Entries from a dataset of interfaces

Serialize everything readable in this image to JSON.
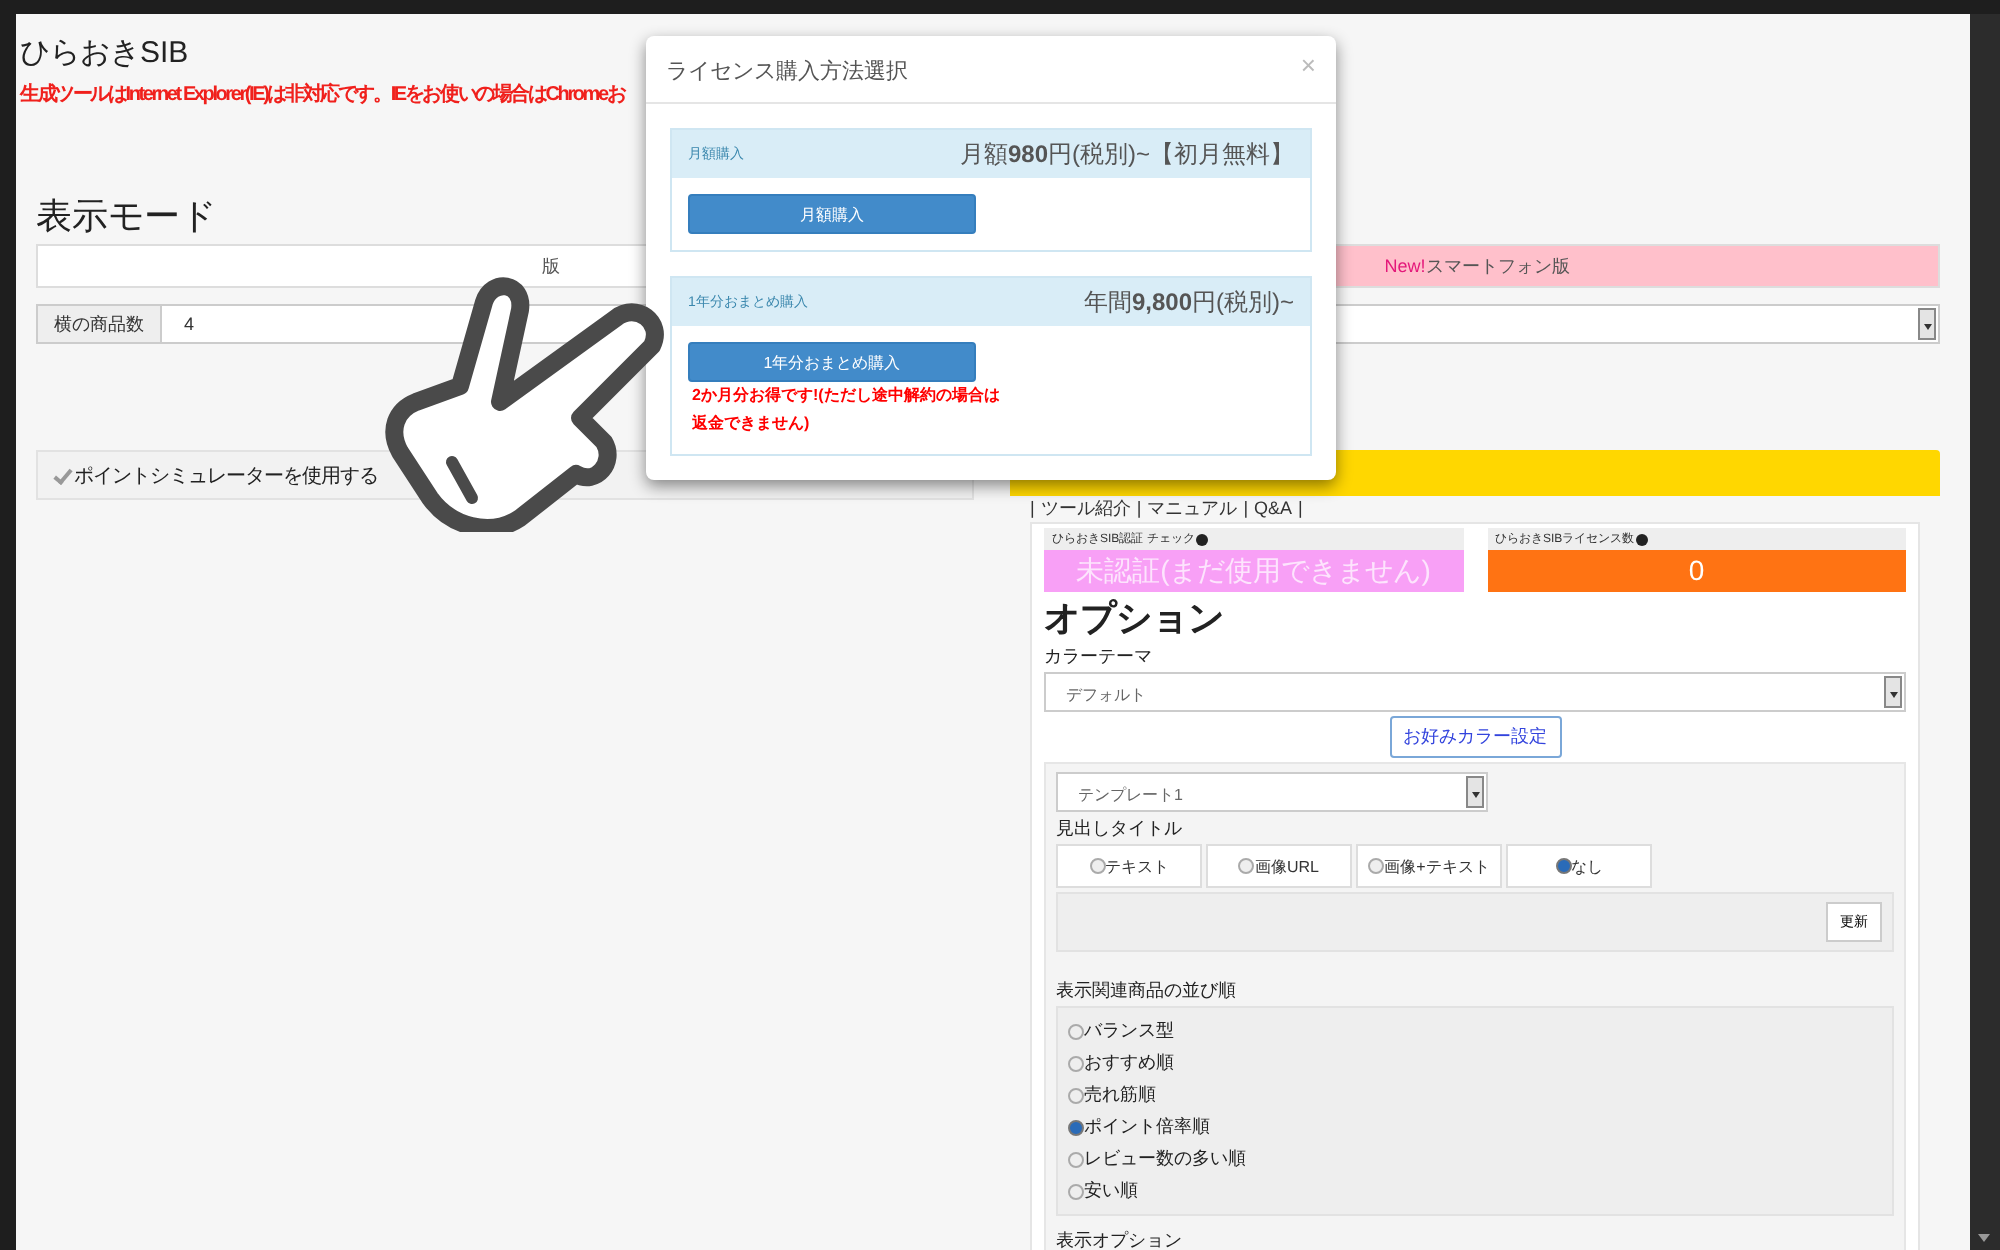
{
  "app": {
    "title": "ひらおきSIB",
    "notice": "生成ツールはInternet Explorer(IE)は非対応です。IEをお使いの場合はChromeお"
  },
  "display_mode": {
    "heading": "表示モード",
    "modes": [
      {
        "label": "版",
        "selected": false
      },
      {
        "badge": "New!",
        "label": "スマートフォン版",
        "selected": true
      }
    ]
  },
  "items_per_row": {
    "label": "横の商品数",
    "value": "4"
  },
  "point_simulator": {
    "label": "ポイントシミュレーターを使用する",
    "checked": true
  },
  "tool_panel": {
    "link_separator": "|",
    "links": [
      "ツール紹介",
      "マニュアル",
      "Q&A"
    ],
    "auth": {
      "label": "ひらおきSIB認証 チェック",
      "value": "未認証(まだ使用できません)"
    },
    "licenses": {
      "label": "ひらおきSIBライセンス数",
      "value": "0"
    }
  },
  "options": {
    "heading": "オプション",
    "color_theme": {
      "label": "カラーテーマ",
      "value": "デフォルト"
    },
    "custom_color_button": "お好みカラー設定",
    "template": {
      "value": "テンプレート1"
    },
    "heading_title": {
      "label": "見出しタイトル",
      "choices": [
        {
          "label": "テキスト",
          "selected": false
        },
        {
          "label": "画像URL",
          "selected": false
        },
        {
          "label": "画像+テキスト",
          "selected": false
        },
        {
          "label": "なし",
          "selected": true
        }
      ]
    },
    "update_button": "更新",
    "sort": {
      "label": "表示関連商品の並び順",
      "choices": [
        {
          "label": "バランス型",
          "selected": false
        },
        {
          "label": "おすすめ順",
          "selected": false
        },
        {
          "label": "売れ筋順",
          "selected": false
        },
        {
          "label": "ポイント倍率順",
          "selected": true
        },
        {
          "label": "レビュー数の多い順",
          "selected": false
        },
        {
          "label": "安い順",
          "selected": false
        }
      ]
    },
    "next_section": "表示オプション"
  },
  "modal": {
    "title": "ライセンス購入方法選択",
    "close": "×",
    "plans": [
      {
        "name": "月額購入",
        "price": "月額**980**円(税別)~【初月無料】",
        "button": "月額購入"
      },
      {
        "name": "1年分おまとめ購入",
        "price": "年間**9,800**円(税別)~",
        "button": "1年分おまとめ購入",
        "note": "2か月分お得です!(ただし途中解約の場合は返金できません)"
      }
    ]
  }
}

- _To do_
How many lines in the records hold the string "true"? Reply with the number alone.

- _Expected answer_
4